There is a belief, popularized by Trump and his supporters, that people like me are here to steal American jobs. I don’t want to be ungrateful or throw anyone under the bus, but in my case, my employers either knew my status or didn’t ask. They didn’t fire someone to offer me a job — they were in need of workers. I never took anyone’s job.
Immigrants aren’t the problem. There’s a demand for labor, and we come here to meet the need. That’s why this country needs comprehensive immigration reform to fix the problem.

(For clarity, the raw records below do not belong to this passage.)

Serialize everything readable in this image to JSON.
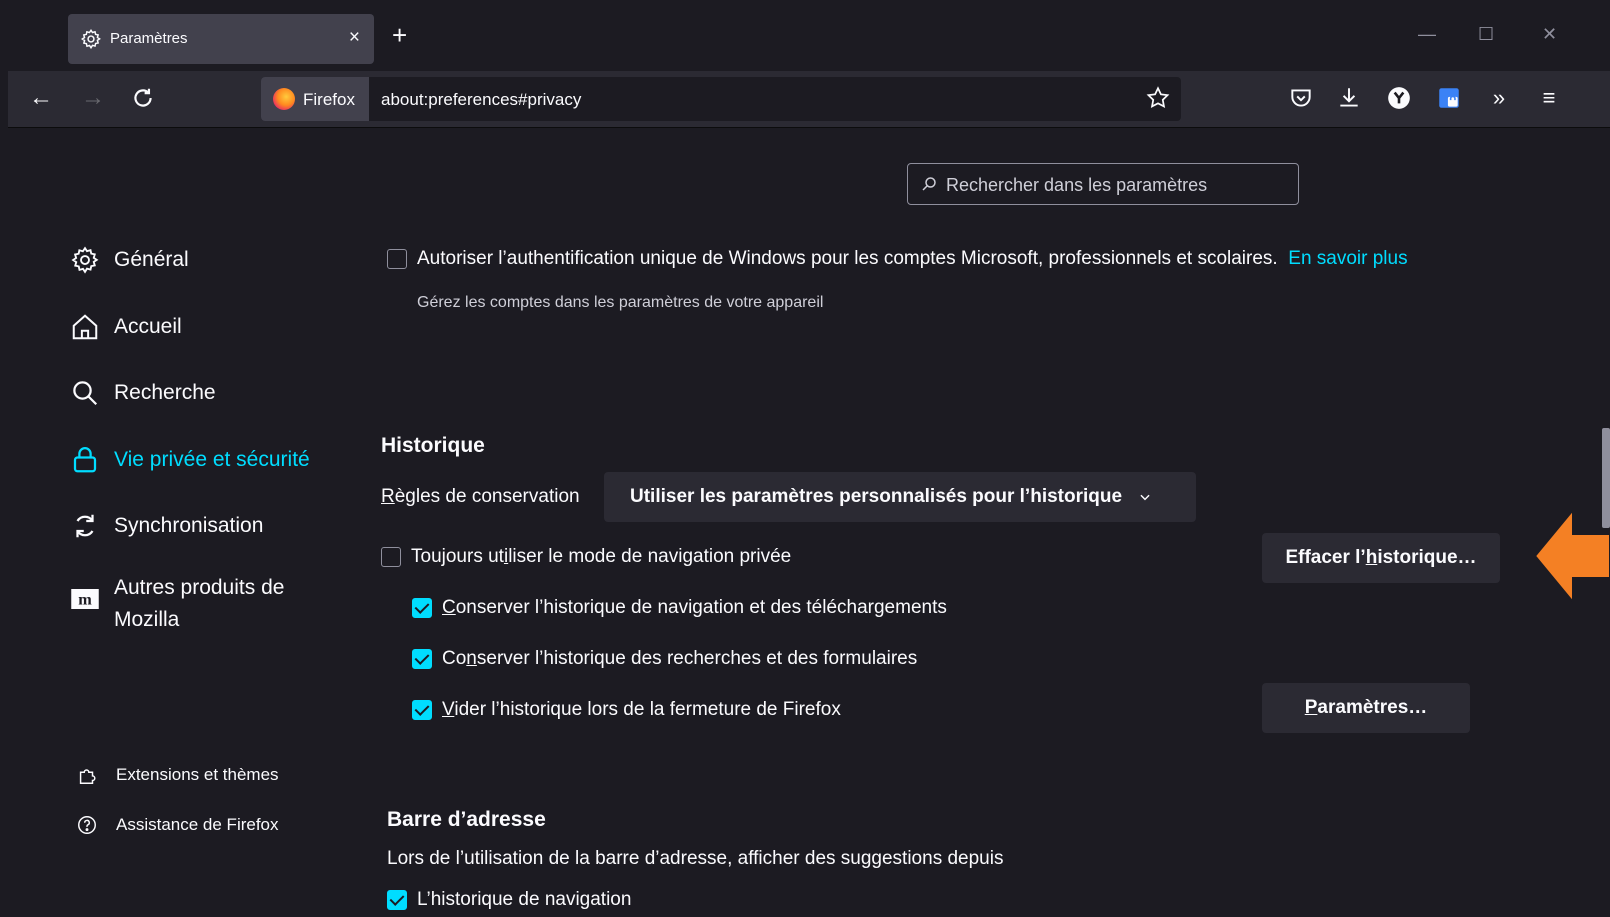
{
  "tab": {
    "title": "Paramètres",
    "close": "×"
  },
  "new_tab": "+",
  "window_controls": {
    "minimize": "—",
    "maximize": "☐",
    "close": "✕"
  },
  "nav": {
    "back": "←",
    "forward": "→",
    "identity_label": "Firefox",
    "url": "about:preferences#privacy",
    "overflow": "»",
    "menu": "≡"
  },
  "search": {
    "placeholder": "Rechercher dans les paramètres"
  },
  "sidebar": {
    "items": [
      {
        "label": "Général",
        "icon": "gear-icon"
      },
      {
        "label": "Accueil",
        "icon": "home-icon"
      },
      {
        "label": "Recherche",
        "icon": "search-icon"
      },
      {
        "label": "Vie privée et sécurité",
        "icon": "lock-icon",
        "active": true
      },
      {
        "label": "Synchronisation",
        "icon": "sync-icon"
      },
      {
        "label": "Autres produits de Mozilla",
        "icon": "mozilla-icon"
      }
    ],
    "footer": [
      {
        "label": "Extensions et thèmes",
        "icon": "puzzle-icon"
      },
      {
        "label": "Assistance de Firefox",
        "icon": "help-icon"
      }
    ]
  },
  "sso": {
    "label": "Autoriser l’authentification unique de Windows pour les comptes Microsoft, professionnels et scolaires.",
    "link": "En savoir plus",
    "hint": "Gérez les comptes dans les paramètres de votre appareil",
    "checked": false
  },
  "history": {
    "heading": "Historique",
    "rules_label_first": "R",
    "rules_label_rest": "ègles de conservation",
    "rules_value": "Utiliser les paramètres personnalisés pour l’historique",
    "private_pre": "Toujours ut",
    "private_ul": "i",
    "private_post": "liser le mode de navigation privée",
    "clear_pre": "Effacer l’",
    "clear_ul": "h",
    "clear_post": "istorique…",
    "keep_nav_ul": "C",
    "keep_nav_rest": "onserver l’historique de navigation et des téléchargements",
    "keep_search_pre": "Co",
    "keep_search_ul": "n",
    "keep_search_post": "server l’historique des recherches et des formulaires",
    "clear_on_close_ul": "V",
    "clear_on_close_rest": "ider l’historique lors de la fermeture de Firefox",
    "settings_ul": "P",
    "settings_rest": "aramètres…"
  },
  "address_bar": {
    "heading": "Barre d’adresse",
    "desc": "Lors de l’utilisation de la barre d’adresse, afficher des suggestions depuis",
    "first_option": "L’historique de navigation"
  },
  "colors": {
    "accent": "#00ddff",
    "arrow": "#f48024",
    "background": "#1c1b22",
    "button": "#2b2a33"
  }
}
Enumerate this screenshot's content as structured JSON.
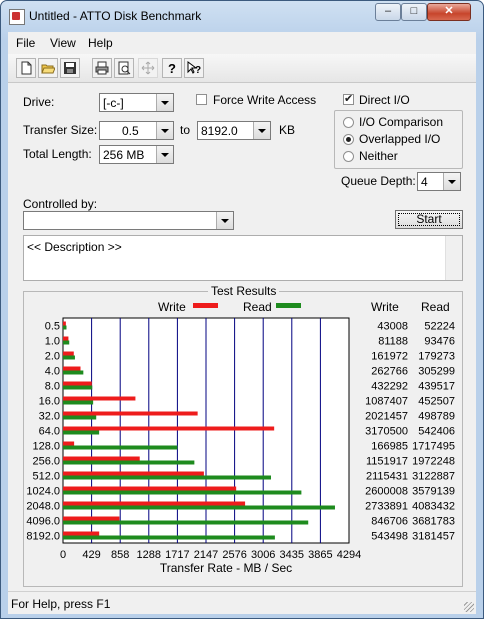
{
  "window": {
    "title": "Untitled - ATTO Disk Benchmark"
  },
  "menubar": {
    "items": [
      "File",
      "View",
      "Help"
    ]
  },
  "toolbar": {
    "icons": [
      "new-file-icon",
      "open-folder-icon",
      "save-disk-icon",
      "print-icon",
      "print-preview-icon",
      "move-icon",
      "help-icon",
      "context-help-icon"
    ]
  },
  "settings": {
    "drive_label": "Drive:",
    "drive_value": "[-c-]",
    "force_write_label": "Force Write Access",
    "force_write_checked": false,
    "direct_io_label": "Direct I/O",
    "direct_io_checked": true,
    "transfer_size_label": "Transfer Size:",
    "transfer_from": "0.5",
    "transfer_to_word": "to",
    "transfer_to": "8192.0",
    "transfer_unit": "KB",
    "total_length_label": "Total Length:",
    "total_length_value": "256 MB",
    "io_options": [
      "I/O Comparison",
      "Overlapped I/O",
      "Neither"
    ],
    "io_selected": "Overlapped I/O",
    "queue_depth_label": "Queue Depth:",
    "queue_depth_value": "4",
    "controlled_by_label": "Controlled by:",
    "controlled_by_value": "",
    "start_label": "Start"
  },
  "description": {
    "text": "<< Description >>"
  },
  "results": {
    "caption": "Test Results",
    "legend_write": "Write",
    "legend_read": "Read",
    "col_write": "Write",
    "col_read": "Read"
  },
  "colors": {
    "write": "#ee1c1c",
    "read": "#1e8b1e",
    "grid": "#000080"
  },
  "chart_data": {
    "type": "bar",
    "orientation": "horizontal",
    "categories": [
      "0.5",
      "1.0",
      "2.0",
      "4.0",
      "8.0",
      "16.0",
      "32.0",
      "64.0",
      "128.0",
      "256.0",
      "512.0",
      "1024.0",
      "2048.0",
      "4096.0",
      "8192.0"
    ],
    "series": [
      {
        "name": "Write",
        "values": [
          43008,
          81188,
          161972,
          262766,
          432292,
          1087407,
          2021457,
          3170500,
          166985,
          1151917,
          2115431,
          2600008,
          2733891,
          846706,
          543498
        ]
      },
      {
        "name": "Read",
        "values": [
          52224,
          93476,
          179273,
          305299,
          439517,
          452507,
          498789,
          542406,
          1717495,
          1972248,
          3122887,
          3579139,
          4083432,
          3681783,
          3181457
        ]
      }
    ],
    "xlabel": "Transfer Rate - MB / Sec",
    "xticks": [
      "0",
      "429",
      "858",
      "1288",
      "1717",
      "2147",
      "2576",
      "3006",
      "3435",
      "3865",
      "4294"
    ],
    "xlim": [
      0,
      4294
    ],
    "legend": "top",
    "grid": true
  },
  "status": {
    "text": "For Help, press F1"
  }
}
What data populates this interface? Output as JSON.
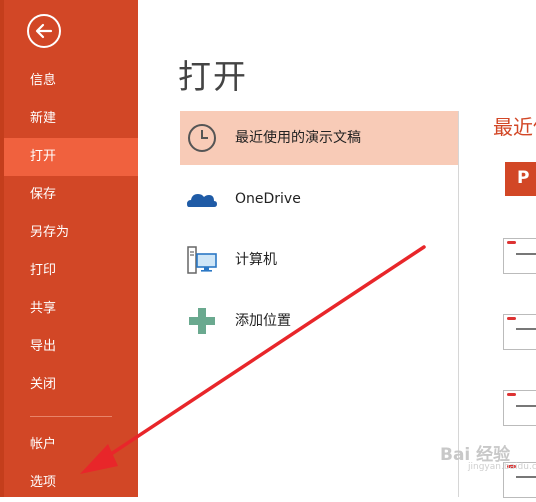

I am grateful that as an undocumented worker I met amazing people who are caring and hardworking and who I can now call my friends. I am grateful to all my family who supported me each step of the way, to the good bosses I had who made me feel appreciated, and for all the jobs I had where I was able to learn new skills that are to this day so useful.
After four years of being undocumented, I was able to gain legal status in the U.S. by marrying my wife — who is a citizen ― graduate from college, and start working in the hospitality and tourism industries and in operations for a tech startup. Now that I have a college degree and I’m also a citizen, I’ve been able to work for globally recognized entities, the 9/11 Memorial Museum, One World Observatory, Holiday Inn, the New York City Marathon, Heal and more ― all places where my skills and language abilities have been valued and where I’ve been able to grow and lead teams.
Two years ago, when I was at the ceremony to become a U.S. citizen, I was overcome with feelings — happiness, relief, optimism, and, at the same time, sadness for all my fellow undocumented peers who also deserve to be in this country, out of the shadows and living free of fear, but have not yet been given a path.
José Mendoza has had many careers: dishwasher, construction worker, hospitality and tourism professional, and startup operations manager. When he’s not working, he enjoys traveling, making pupusas and running.